Although these strong outcomes suggest that LETS ACT may be ready for a Stage III dissemination trial, it is of note that there was a significant indirect effect of LETS ACT homework compliance on post treatment substance use and HIV sexual risk behavior via the theoretically proposed BA mechanism of action, environmental reward. In the context of limited access to care, these findings point to the need to identify cost-effective delivery-vehicles to increase treatment engagement outside of clinician sessions. Further, identifying neuroscience based biomarkers (neuromarkers) underlying key theoretical aspects of BA (i.e., reward sensitivity), and their relation to heterogeneity in BA treatment response among substance users with depression, are critical for the identification of accurately targeted interventions.

  Eligibility

Ages Eligible for Study:   18 Years to 55 Years   (Adult)
Genders Eligible for Study:   Both
Accepts Healthy Volunteers:   No
Criteria

Inclusion Criteria:

  • Between 18 and 55
  • Meet criteria for DSM-V substance use disorder
  • Elevated depressive symptoms (BDI ≥ 14)

Exclusion Criteria:

  • Limited mental competency (MMSE < 23)
  • Psychosis
  • The use of psychotropic medication for < 3 months
  • The inability to give informed, voluntary, written consent to participate
  Contacts and Locations
Choosing to participate in a study is an important personal decision. Talk with your doctor and family members or friends about deciding to join a study. To learn more about this study, you or your doctor may contact the study research staff using the Contacts provided below. For general information, see Learn About Clinical Studies.

Please refer to this study by its ClinicalTrials.gov identifier: NCT02707887

Contacts
Contact: Stacey B Daughters, Ph.D. 919-962-9925 daughter@unc.edu

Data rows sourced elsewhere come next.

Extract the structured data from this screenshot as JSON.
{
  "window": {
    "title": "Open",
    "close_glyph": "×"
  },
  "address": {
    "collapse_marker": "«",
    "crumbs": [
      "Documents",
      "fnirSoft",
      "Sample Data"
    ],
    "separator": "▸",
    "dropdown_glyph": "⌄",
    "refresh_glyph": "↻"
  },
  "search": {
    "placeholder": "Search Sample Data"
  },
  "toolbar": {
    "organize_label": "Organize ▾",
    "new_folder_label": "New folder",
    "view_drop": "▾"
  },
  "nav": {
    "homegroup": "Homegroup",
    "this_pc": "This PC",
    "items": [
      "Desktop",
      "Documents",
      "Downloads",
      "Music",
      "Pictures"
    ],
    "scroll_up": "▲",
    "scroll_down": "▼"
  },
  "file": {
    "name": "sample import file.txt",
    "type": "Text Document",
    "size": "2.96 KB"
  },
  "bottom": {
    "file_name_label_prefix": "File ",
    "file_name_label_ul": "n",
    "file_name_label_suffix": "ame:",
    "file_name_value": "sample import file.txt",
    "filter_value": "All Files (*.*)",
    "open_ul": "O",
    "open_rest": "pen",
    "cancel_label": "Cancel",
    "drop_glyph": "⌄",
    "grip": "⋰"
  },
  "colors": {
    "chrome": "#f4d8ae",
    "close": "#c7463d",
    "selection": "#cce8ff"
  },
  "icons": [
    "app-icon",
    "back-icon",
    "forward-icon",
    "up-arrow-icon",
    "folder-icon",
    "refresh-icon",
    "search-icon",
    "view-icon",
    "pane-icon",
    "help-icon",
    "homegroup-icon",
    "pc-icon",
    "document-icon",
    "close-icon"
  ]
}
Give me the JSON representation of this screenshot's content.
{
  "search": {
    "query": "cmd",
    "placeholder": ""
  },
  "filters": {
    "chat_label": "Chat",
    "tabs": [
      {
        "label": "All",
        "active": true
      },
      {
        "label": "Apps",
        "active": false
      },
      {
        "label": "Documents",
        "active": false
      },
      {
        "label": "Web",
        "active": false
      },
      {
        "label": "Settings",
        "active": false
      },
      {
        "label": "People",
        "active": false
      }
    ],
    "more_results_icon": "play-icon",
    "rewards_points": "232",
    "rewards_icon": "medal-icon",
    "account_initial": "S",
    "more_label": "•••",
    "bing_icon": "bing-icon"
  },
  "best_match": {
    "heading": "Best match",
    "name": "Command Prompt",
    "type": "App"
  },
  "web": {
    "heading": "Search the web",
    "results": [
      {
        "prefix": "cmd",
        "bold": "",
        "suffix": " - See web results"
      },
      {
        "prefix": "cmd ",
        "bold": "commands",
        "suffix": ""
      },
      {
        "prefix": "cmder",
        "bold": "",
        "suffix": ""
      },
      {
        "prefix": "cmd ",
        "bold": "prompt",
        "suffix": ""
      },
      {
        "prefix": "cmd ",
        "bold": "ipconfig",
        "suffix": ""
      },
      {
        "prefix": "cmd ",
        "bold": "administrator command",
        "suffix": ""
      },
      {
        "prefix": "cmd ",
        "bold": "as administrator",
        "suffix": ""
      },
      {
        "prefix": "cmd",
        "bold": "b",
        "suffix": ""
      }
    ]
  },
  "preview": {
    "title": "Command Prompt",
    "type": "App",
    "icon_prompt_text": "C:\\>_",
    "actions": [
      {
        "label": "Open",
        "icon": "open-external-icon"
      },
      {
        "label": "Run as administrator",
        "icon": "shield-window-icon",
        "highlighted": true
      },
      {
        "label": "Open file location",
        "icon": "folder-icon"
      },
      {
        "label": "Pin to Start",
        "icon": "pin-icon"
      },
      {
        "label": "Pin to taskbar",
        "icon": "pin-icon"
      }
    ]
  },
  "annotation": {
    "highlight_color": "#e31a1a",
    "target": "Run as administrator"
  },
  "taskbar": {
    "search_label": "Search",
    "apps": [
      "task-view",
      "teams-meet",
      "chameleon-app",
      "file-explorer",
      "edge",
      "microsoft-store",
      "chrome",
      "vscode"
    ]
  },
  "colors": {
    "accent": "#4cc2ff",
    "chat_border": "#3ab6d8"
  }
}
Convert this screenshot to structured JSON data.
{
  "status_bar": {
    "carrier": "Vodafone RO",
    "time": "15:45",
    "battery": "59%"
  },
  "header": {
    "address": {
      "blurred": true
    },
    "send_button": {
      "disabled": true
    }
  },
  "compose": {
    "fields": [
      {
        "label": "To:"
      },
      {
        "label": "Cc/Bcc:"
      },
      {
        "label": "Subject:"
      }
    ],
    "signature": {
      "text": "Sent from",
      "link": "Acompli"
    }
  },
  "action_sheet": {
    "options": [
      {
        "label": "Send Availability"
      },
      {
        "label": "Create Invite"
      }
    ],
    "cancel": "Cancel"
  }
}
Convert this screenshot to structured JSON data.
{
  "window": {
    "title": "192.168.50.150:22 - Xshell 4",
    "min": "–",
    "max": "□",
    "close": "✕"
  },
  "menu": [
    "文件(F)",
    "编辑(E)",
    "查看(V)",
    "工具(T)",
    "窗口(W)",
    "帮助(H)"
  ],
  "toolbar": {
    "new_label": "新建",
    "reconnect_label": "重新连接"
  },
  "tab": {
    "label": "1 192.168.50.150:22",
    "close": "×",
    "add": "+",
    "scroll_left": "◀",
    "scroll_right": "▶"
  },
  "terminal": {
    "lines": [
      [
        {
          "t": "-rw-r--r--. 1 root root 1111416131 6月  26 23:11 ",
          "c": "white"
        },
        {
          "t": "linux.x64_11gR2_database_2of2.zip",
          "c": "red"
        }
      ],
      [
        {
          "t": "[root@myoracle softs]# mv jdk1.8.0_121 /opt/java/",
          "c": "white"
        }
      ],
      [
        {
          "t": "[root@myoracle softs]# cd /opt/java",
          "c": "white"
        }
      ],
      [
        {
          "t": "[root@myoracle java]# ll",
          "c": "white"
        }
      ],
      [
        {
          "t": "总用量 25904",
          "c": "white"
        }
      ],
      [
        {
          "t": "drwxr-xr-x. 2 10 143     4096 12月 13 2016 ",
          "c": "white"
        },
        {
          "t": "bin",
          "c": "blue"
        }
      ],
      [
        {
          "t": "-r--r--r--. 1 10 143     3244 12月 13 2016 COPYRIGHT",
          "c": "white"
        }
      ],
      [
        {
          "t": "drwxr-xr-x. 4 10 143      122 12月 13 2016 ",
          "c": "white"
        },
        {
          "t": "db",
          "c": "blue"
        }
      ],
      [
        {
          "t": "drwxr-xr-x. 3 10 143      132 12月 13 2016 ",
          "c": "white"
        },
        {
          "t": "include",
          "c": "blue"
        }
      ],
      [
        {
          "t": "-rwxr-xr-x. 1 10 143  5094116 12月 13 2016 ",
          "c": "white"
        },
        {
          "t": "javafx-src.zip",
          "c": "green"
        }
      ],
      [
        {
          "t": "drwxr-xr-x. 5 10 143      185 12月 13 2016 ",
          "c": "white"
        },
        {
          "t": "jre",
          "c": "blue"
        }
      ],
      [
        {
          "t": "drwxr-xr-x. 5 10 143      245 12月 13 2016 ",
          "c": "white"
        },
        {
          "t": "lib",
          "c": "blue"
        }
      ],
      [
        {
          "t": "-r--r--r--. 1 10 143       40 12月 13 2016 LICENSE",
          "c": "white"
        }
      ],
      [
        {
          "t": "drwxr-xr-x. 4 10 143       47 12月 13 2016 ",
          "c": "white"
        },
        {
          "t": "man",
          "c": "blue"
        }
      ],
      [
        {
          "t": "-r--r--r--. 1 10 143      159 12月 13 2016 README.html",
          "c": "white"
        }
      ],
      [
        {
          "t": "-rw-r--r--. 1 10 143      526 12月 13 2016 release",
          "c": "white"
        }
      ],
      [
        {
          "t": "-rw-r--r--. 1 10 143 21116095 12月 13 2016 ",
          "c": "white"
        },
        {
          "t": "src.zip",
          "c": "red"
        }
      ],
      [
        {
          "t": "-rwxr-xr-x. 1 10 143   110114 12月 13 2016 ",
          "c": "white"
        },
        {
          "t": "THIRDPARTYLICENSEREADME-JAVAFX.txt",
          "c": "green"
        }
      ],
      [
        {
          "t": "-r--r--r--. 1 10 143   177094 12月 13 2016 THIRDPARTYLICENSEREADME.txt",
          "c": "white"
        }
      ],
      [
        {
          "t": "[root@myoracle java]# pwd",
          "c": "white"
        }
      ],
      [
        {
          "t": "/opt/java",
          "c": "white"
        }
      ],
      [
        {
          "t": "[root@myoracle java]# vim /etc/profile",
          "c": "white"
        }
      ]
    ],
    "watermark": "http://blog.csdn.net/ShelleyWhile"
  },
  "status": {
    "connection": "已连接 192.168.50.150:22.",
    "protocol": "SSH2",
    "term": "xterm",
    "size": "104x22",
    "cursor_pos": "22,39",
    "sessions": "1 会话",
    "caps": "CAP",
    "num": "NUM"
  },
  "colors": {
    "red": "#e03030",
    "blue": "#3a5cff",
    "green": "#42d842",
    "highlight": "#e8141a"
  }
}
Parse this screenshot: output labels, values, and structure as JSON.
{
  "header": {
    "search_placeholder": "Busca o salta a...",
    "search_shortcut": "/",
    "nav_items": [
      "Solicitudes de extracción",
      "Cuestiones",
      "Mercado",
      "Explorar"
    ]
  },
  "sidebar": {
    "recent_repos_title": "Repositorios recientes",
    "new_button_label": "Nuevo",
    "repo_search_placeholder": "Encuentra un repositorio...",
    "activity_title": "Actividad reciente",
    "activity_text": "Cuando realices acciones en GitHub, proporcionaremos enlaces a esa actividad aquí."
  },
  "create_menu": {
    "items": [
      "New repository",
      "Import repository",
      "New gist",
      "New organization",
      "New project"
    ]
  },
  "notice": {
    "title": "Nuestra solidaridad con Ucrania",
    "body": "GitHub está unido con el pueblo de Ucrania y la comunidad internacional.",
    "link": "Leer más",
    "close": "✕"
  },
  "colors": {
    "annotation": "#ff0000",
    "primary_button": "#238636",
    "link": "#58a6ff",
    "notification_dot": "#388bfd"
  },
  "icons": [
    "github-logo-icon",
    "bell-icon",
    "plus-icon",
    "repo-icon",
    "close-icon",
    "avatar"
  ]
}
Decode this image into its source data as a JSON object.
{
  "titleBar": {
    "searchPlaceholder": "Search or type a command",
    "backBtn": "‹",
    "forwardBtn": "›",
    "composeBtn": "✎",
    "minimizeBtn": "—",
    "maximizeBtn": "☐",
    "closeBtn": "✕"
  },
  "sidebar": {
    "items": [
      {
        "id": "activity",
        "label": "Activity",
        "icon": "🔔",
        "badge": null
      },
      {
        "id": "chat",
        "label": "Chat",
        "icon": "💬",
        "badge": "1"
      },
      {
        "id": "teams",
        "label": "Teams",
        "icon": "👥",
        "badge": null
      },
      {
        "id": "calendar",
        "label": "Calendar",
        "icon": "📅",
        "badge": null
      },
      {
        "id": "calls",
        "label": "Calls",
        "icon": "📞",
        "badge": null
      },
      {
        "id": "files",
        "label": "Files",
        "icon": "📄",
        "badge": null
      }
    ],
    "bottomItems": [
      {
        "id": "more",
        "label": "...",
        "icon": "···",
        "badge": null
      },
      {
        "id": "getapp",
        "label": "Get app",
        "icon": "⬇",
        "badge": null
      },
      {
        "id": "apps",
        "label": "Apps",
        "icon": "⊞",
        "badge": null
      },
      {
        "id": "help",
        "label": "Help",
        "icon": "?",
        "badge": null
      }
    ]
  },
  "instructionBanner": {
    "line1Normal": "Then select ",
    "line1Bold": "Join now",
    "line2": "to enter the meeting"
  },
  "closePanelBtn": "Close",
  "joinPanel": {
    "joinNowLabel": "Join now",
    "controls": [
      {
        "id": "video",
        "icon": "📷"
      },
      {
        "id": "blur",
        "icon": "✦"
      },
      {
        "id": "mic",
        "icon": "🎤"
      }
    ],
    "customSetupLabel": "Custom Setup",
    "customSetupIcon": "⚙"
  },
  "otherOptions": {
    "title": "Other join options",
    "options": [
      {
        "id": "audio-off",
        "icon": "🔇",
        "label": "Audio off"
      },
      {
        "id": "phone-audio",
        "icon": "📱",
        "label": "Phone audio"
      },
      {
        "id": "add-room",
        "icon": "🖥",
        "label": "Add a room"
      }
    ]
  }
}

Locations
United States, North Carolina
University of North Carolina at Chapel Hill Recruiting
Chapel Hill, North Carolina, United States, 27599-3270
Contact: Stacey B Daughters, Ph.D.    919-962-9924    daughter@unc.edu   
Principal Investigator: Stacey B Daughters, Ph.D.         
Southlight Healthcare Not yet recruiting
Raleigh, North Carolina, United States, 27604
Contact: Stacey Daughters       daughter@unc.edu   
Principal Investigator: Stacey B Daughters, Ph.D.         
Sponsors and Collaborators
University of North Carolina, Chapel Hill
National Institute on Drug Abuse (NIDA)
Investigators
Principal Investigator: Stacey Daughters, Ph.D. University of North Carolina
  More Information

Responsible Party: University of North Carolina, Chapel Hill
ClinicalTrials.gov Identifier: NCT02707887     History of Changes
Other Study ID Numbers: 15-0815  R01DA026424 
Study First Received: May 27, 2015
Last Updated: June 1, 2016
Health Authority: United States: Institutional Review Board
United States: Federal Government
Individual Participant Data  
Plan to Share IPD: No

Keywords provided by University of North Carolina, Chapel Hill:
Mental Disorders
Mood Disorders
Behavioral Activation

Additional relevant MeSH terms:
Disease
Depressive Disorder
Depression
Substance-Related Disorders
Behavioral Symptoms
Pathologic Processes
Mood Disorders
Mental Disorders
Chemically-Induced Disorders

ClinicalTrials.gov processed this record on December 09, 2016